| Required action |
Within the entries below, how many lines carry the word "this"? State the number and stop.

| Information given |

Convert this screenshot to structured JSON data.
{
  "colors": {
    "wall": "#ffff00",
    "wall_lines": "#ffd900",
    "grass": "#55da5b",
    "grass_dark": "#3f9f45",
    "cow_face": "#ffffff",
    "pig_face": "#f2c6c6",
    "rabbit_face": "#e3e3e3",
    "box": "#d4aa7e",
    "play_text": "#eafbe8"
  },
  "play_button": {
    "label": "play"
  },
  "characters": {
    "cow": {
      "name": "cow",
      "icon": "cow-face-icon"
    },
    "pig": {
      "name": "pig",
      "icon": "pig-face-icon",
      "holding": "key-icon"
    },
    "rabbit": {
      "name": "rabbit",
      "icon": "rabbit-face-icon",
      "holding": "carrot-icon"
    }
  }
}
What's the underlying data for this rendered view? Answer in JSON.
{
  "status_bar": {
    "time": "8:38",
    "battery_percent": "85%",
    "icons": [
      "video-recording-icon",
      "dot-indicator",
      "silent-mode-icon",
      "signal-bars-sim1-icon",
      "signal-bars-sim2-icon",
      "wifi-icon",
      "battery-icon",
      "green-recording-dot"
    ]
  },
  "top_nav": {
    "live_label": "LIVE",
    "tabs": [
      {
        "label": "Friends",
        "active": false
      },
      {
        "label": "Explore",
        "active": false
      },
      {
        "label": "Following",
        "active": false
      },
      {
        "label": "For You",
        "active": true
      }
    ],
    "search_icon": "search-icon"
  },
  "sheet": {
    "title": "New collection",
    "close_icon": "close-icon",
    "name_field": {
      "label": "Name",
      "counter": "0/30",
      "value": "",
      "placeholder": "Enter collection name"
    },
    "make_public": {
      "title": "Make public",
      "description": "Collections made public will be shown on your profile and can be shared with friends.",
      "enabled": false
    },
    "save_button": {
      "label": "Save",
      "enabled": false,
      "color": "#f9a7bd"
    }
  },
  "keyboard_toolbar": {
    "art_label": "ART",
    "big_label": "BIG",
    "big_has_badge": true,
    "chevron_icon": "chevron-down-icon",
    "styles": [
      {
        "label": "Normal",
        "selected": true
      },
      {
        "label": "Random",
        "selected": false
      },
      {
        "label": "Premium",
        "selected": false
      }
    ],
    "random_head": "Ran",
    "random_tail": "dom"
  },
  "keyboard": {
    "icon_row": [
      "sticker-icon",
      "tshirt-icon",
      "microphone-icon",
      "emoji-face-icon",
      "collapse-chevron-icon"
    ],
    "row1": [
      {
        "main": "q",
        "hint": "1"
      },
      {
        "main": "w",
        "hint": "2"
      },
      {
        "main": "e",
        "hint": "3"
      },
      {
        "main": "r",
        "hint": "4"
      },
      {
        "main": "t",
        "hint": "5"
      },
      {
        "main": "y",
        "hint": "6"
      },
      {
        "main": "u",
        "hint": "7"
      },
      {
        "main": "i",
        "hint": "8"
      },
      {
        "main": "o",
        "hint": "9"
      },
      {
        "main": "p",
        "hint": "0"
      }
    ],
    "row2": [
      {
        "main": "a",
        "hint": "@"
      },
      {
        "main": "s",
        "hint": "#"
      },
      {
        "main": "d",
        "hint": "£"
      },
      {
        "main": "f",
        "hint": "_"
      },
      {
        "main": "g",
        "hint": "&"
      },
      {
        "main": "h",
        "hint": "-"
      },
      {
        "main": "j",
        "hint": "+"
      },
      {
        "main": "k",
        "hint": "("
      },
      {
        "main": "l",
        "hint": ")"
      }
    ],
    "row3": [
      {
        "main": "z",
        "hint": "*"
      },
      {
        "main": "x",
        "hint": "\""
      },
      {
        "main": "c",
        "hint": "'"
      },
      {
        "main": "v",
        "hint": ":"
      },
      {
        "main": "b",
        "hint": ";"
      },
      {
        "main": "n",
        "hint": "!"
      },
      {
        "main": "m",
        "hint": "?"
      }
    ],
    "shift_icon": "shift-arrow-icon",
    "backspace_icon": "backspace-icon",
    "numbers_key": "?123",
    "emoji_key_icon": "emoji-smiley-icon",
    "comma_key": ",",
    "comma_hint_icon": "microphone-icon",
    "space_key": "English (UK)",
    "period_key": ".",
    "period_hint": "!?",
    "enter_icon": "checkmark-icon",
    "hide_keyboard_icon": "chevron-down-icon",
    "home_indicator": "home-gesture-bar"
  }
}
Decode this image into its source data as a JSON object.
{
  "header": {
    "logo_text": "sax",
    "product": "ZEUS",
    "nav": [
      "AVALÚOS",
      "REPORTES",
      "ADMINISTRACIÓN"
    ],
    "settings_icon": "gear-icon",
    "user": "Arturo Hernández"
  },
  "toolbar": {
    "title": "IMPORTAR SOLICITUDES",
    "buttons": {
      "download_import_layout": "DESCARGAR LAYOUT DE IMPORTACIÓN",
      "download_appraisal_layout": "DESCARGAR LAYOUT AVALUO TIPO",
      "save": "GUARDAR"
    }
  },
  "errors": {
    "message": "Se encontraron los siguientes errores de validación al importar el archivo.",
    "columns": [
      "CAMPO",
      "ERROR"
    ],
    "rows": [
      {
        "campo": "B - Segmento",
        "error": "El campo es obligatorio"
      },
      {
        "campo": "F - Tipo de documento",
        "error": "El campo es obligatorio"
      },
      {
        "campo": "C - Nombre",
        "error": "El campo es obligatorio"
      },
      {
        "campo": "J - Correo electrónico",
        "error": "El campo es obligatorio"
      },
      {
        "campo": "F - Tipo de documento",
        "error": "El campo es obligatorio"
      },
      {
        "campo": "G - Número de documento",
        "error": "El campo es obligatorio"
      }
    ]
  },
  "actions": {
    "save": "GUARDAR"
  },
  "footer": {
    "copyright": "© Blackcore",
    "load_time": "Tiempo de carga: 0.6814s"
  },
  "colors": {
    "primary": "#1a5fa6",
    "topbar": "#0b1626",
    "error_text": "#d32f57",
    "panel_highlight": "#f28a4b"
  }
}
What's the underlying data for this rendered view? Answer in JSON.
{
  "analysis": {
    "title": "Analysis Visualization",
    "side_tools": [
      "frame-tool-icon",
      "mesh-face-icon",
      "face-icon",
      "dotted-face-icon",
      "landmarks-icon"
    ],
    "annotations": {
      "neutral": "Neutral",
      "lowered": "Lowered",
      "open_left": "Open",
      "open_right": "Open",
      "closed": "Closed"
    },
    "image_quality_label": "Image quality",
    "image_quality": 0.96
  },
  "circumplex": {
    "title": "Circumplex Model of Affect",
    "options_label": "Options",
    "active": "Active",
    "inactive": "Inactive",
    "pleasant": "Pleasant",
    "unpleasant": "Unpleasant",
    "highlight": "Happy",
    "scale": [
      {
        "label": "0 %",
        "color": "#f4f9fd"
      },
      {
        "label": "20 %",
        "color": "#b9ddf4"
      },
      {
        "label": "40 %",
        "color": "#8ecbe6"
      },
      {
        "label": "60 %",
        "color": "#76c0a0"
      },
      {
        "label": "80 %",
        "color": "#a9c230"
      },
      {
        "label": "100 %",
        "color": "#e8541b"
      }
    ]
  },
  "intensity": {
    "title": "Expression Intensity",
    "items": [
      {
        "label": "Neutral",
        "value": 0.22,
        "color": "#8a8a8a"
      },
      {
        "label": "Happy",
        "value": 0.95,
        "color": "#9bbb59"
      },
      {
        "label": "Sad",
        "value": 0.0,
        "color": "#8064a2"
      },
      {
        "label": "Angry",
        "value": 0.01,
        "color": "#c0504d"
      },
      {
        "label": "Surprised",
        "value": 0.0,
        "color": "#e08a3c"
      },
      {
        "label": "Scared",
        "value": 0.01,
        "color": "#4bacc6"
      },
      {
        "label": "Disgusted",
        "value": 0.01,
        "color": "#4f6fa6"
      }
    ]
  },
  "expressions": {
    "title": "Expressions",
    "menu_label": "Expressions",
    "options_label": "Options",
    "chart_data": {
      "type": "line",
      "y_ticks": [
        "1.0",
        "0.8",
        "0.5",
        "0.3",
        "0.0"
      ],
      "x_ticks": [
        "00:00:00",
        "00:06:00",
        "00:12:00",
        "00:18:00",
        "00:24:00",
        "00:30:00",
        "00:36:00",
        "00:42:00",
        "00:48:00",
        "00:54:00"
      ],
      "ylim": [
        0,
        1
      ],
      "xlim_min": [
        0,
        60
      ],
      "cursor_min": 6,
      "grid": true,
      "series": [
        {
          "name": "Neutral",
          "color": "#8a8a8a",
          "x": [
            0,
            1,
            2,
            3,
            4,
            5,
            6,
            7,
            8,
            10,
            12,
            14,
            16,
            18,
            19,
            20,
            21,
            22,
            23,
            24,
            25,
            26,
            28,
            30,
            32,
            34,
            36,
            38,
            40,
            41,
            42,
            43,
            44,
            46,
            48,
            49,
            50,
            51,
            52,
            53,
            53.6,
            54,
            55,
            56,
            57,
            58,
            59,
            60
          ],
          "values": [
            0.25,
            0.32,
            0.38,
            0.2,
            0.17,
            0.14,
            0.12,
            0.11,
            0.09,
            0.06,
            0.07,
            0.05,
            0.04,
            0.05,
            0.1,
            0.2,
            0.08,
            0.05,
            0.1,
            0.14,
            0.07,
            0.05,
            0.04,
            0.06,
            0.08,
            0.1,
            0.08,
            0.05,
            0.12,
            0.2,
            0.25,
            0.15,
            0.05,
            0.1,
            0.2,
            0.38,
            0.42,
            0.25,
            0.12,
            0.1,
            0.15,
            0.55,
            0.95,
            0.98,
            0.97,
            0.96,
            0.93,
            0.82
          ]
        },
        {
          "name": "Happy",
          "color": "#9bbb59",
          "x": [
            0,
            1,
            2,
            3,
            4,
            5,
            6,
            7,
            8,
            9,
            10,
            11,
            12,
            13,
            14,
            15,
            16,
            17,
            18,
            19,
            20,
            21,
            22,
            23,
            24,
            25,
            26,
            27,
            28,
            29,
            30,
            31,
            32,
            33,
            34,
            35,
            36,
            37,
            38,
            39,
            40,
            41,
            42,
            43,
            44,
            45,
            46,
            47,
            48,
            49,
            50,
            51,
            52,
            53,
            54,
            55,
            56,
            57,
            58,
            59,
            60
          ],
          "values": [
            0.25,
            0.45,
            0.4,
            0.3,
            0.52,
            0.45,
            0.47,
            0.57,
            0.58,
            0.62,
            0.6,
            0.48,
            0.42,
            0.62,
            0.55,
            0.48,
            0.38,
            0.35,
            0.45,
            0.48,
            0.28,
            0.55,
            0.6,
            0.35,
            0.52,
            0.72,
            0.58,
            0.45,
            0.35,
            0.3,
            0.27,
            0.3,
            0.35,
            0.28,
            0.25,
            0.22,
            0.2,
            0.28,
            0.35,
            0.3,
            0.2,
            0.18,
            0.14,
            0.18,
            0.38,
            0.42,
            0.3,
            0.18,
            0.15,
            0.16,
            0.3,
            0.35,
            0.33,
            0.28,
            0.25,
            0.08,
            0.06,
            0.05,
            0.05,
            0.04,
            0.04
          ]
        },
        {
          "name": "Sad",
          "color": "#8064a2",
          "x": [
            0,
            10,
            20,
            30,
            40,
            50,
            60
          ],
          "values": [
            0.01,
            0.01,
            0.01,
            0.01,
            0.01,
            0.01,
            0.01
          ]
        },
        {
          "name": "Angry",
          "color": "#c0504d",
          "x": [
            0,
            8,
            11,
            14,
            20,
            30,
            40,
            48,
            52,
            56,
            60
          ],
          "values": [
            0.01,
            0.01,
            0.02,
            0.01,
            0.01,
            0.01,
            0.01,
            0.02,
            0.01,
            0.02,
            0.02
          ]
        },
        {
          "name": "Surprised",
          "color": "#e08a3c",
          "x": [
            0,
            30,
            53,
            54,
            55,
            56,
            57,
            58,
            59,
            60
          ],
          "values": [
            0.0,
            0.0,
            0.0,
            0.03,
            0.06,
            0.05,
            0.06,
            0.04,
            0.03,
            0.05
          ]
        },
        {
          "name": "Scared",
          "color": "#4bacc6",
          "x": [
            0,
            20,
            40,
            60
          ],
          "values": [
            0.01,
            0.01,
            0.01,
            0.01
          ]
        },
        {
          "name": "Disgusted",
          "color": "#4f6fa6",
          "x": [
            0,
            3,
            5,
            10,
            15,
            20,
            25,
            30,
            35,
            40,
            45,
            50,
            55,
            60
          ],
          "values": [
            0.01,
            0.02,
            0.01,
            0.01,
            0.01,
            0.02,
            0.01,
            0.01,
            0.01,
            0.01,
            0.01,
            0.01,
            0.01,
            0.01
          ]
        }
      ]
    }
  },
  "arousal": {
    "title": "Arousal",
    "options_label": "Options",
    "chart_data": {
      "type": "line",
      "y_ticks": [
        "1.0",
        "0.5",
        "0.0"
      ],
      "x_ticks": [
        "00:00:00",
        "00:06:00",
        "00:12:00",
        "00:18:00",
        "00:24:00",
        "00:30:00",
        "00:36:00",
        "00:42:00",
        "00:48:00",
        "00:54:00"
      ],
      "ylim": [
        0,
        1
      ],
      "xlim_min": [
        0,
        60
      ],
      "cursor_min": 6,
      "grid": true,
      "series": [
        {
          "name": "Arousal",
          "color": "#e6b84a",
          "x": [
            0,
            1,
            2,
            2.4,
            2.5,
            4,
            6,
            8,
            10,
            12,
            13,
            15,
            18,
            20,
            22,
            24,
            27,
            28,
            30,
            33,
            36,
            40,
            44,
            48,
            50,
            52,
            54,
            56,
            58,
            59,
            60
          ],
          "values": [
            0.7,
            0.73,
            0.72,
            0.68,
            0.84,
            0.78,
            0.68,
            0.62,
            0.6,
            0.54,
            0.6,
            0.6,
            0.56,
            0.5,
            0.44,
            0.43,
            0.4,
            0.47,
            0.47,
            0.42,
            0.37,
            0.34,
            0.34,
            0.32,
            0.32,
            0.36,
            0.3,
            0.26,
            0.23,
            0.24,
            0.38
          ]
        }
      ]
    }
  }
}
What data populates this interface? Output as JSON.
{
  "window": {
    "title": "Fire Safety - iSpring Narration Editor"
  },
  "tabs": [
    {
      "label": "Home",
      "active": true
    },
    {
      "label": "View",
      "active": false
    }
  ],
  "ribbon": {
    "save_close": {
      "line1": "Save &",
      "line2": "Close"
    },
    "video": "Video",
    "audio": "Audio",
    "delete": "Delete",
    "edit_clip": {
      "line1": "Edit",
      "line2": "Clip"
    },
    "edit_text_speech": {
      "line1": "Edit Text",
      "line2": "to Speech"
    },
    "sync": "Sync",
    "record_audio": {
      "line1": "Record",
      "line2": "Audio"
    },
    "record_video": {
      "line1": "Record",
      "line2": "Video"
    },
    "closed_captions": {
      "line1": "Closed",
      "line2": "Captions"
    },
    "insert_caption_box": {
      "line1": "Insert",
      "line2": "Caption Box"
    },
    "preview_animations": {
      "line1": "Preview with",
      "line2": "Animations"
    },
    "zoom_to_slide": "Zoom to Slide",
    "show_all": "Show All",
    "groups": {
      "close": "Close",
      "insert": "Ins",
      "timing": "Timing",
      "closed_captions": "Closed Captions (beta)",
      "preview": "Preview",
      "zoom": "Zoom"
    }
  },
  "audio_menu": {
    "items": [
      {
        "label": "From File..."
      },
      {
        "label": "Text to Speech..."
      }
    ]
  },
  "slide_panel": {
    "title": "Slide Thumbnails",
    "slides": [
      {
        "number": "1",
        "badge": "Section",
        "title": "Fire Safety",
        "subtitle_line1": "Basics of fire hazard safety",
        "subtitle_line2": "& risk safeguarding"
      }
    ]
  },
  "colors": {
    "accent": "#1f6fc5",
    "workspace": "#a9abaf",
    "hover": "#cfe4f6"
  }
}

| Exercise solution |
5